Collected data entries
+++++
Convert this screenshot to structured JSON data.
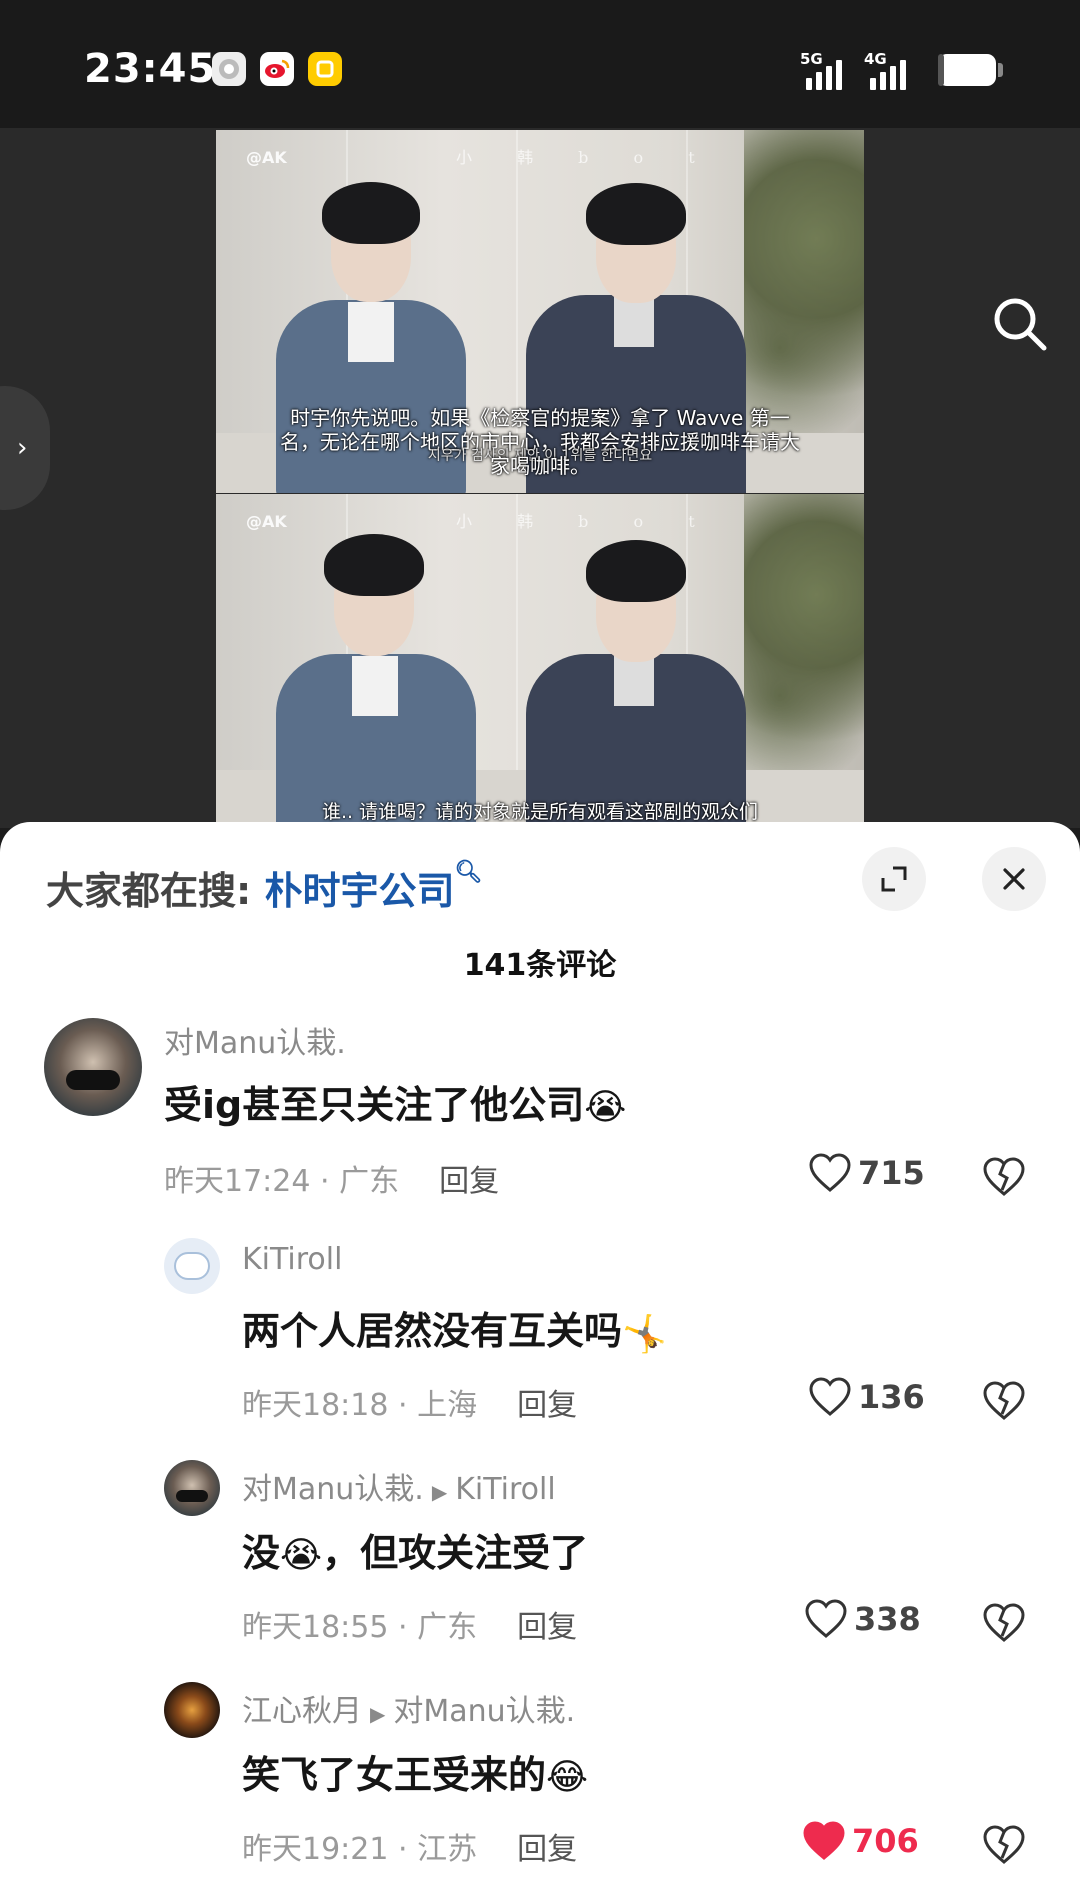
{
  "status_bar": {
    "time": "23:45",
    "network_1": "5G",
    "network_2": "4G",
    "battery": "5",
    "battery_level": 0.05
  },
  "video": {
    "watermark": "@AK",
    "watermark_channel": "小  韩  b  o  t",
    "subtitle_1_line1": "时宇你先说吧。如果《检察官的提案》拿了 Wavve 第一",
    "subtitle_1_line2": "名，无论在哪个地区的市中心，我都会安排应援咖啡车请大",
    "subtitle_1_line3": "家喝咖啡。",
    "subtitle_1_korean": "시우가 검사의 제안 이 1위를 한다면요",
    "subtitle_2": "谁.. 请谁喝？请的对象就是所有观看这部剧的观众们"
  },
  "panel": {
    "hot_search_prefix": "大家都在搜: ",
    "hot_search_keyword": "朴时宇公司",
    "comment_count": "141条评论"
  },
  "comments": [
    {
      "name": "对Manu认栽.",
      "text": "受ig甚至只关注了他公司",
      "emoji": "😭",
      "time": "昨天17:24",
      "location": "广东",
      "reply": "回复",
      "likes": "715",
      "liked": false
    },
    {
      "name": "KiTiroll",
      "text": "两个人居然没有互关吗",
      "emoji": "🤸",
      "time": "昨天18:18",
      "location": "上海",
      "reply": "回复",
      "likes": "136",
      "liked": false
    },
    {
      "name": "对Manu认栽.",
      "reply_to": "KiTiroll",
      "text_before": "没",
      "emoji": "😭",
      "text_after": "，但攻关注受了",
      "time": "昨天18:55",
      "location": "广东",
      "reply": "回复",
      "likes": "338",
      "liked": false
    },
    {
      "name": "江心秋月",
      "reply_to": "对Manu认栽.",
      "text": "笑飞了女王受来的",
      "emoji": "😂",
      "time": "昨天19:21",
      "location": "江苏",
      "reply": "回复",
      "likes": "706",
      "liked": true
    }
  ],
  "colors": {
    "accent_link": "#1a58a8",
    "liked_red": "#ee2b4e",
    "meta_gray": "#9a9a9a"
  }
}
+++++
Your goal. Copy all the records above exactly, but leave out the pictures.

Solution to this problem.
Convert this screenshot to structured JSON data.
{
  "status_bar": {
    "time": "23:45",
    "network_1": "5G",
    "network_2": "4G",
    "battery": "5",
    "battery_level": 0.05
  },
  "video": {
    "watermark": "@AK",
    "watermark_channel": "小  韩  b  o  t",
    "subtitle_1_line1": "时宇你先说吧。如果《检察官的提案》拿了 Wavve 第一",
    "subtitle_1_line2": "名，无论在哪个地区的市中心，我都会安排应援咖啡车请大",
    "subtitle_1_line3": "家喝咖啡。",
    "subtitle_1_korean": "시우가 검사의 제안 이 1위를 한다면요",
    "subtitle_2": "谁.. 请谁喝？请的对象就是所有观看这部剧的观众们"
  },
  "panel": {
    "hot_search_prefix": "大家都在搜: ",
    "hot_search_keyword": "朴时宇公司",
    "comment_count": "141条评论"
  },
  "comments": [
    {
      "name": "对Manu认栽.",
      "text": "受ig甚至只关注了他公司",
      "emoji": "😭",
      "time": "昨天17:24",
      "location": "广东",
      "reply": "回复",
      "likes": "715",
      "liked": false
    },
    {
      "name": "KiTiroll",
      "text": "两个人居然没有互关吗",
      "emoji": "🤸",
      "time": "昨天18:18",
      "location": "上海",
      "reply": "回复",
      "likes": "136",
      "liked": false
    },
    {
      "name": "对Manu认栽.",
      "reply_to": "KiTiroll",
      "text_before": "没",
      "emoji": "😭",
      "text_after": "，但攻关注受了",
      "time": "昨天18:55",
      "location": "广东",
      "reply": "回复",
      "likes": "338",
      "liked": false
    },
    {
      "name": "江心秋月",
      "reply_to": "对Manu认栽.",
      "text": "笑飞了女王受来的",
      "emoji": "😂",
      "time": "昨天19:21",
      "location": "江苏",
      "reply": "回复",
      "likes": "706",
      "liked": true
    }
  ],
  "colors": {
    "accent_link": "#1a58a8",
    "liked_red": "#ee2b4e",
    "meta_gray": "#9a9a9a"
  }
}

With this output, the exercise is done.